Minimum Wage Increase… More Like Misfortune
When you first heard about the Ontario Liberal Party's idea to increase minimum wage back in 2014, your first reaction was probably to be ecstatic. I know mine was — then I realized what a horrible misfortune it would really be for this legislation to pass, which it ultimately did. On January 1st, the minimum wage in Ontario increased to $14 an hour. But what about people not earning minimum wage? Did their salaries also increase $2.40 an hour? The answer is absolutely not, and that is a major issue.
Why, you ask? The increase in minimum wage also leads to inflation, which means more expensive groceries, gas, rent, and even tuition fees. While these inflationary changes won’t immediately take hold, price rises are inevitable. Short term rises (separate from the effects of the aforementioned inflation) will also take place as employers are forced to squeeze their margins to compensate for paying their employees more. A minimum wage hike of 21% could eventually lead to a 21% increase in the cost of rent or groceries. That means that an individual with $1000 a month in expenses would need to pay an extra $210 for the same goods and services — yet only 11% of Canadians have had their paid wages increased as part of the Liberals legislation; the other 89% of working Canadians are unlikely to benefit at all.

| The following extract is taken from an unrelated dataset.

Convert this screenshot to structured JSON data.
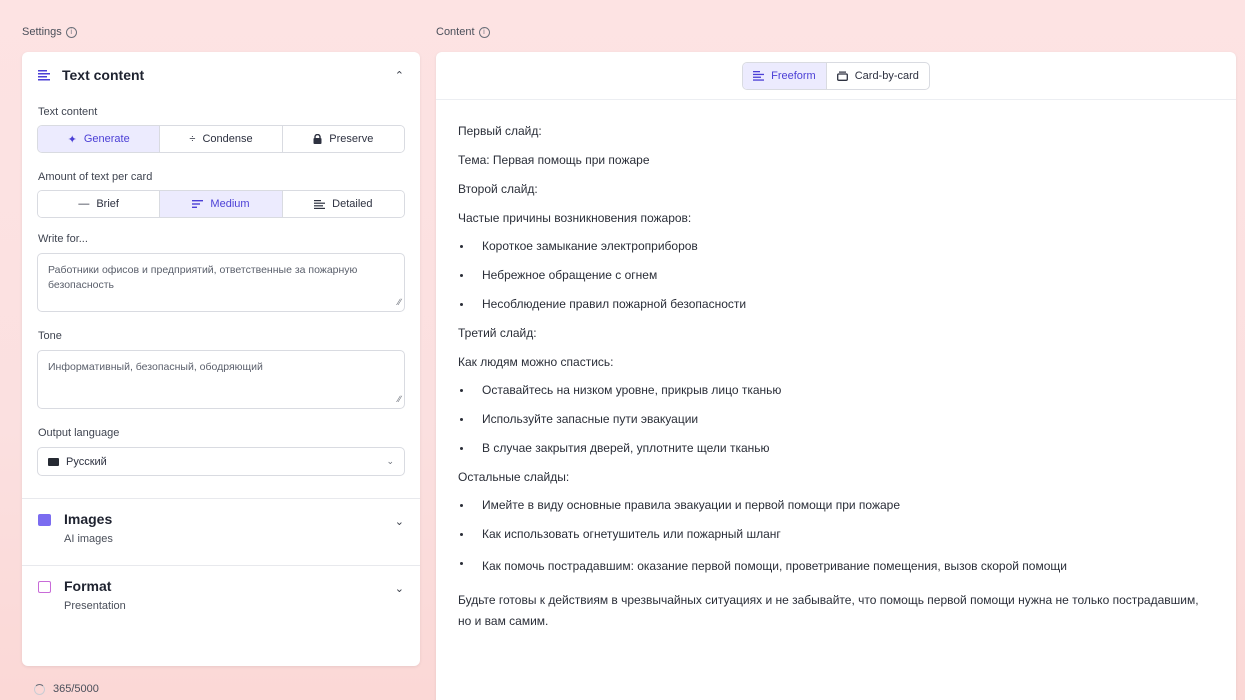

What’s more, small and family-run businesses have also been threatened and many have been forced to reduce hours or let people go because they cannot afford to pay the increase. The government has put an unimaginable burden on these businesses, and for many of them it’s only a matter of time before they close their doors for good. But the Ontario Liberals did not take into consideration the potentially negative repercussions of their legislation; instead, they saw a chance to make more money through taxes and seized it without considering how much they would be hurting Ontarians.
Many high school and university students work minimum wage jobs, as they require little skill and are easy positions to replace when the person moves on. Instead of filling these positions, businesses are now combining jobs or eliminating them entirely to save money. And for those businesses that do continue to run as they did in 2017, they will likely be forced to increase prices and reduce their hours to make up the difference. This means that even though individuals are getting paid more per hour as a result of this minimum wage legislation, working Ontarians could be pocketing even less money as a result of diminished hours and increased spending costs.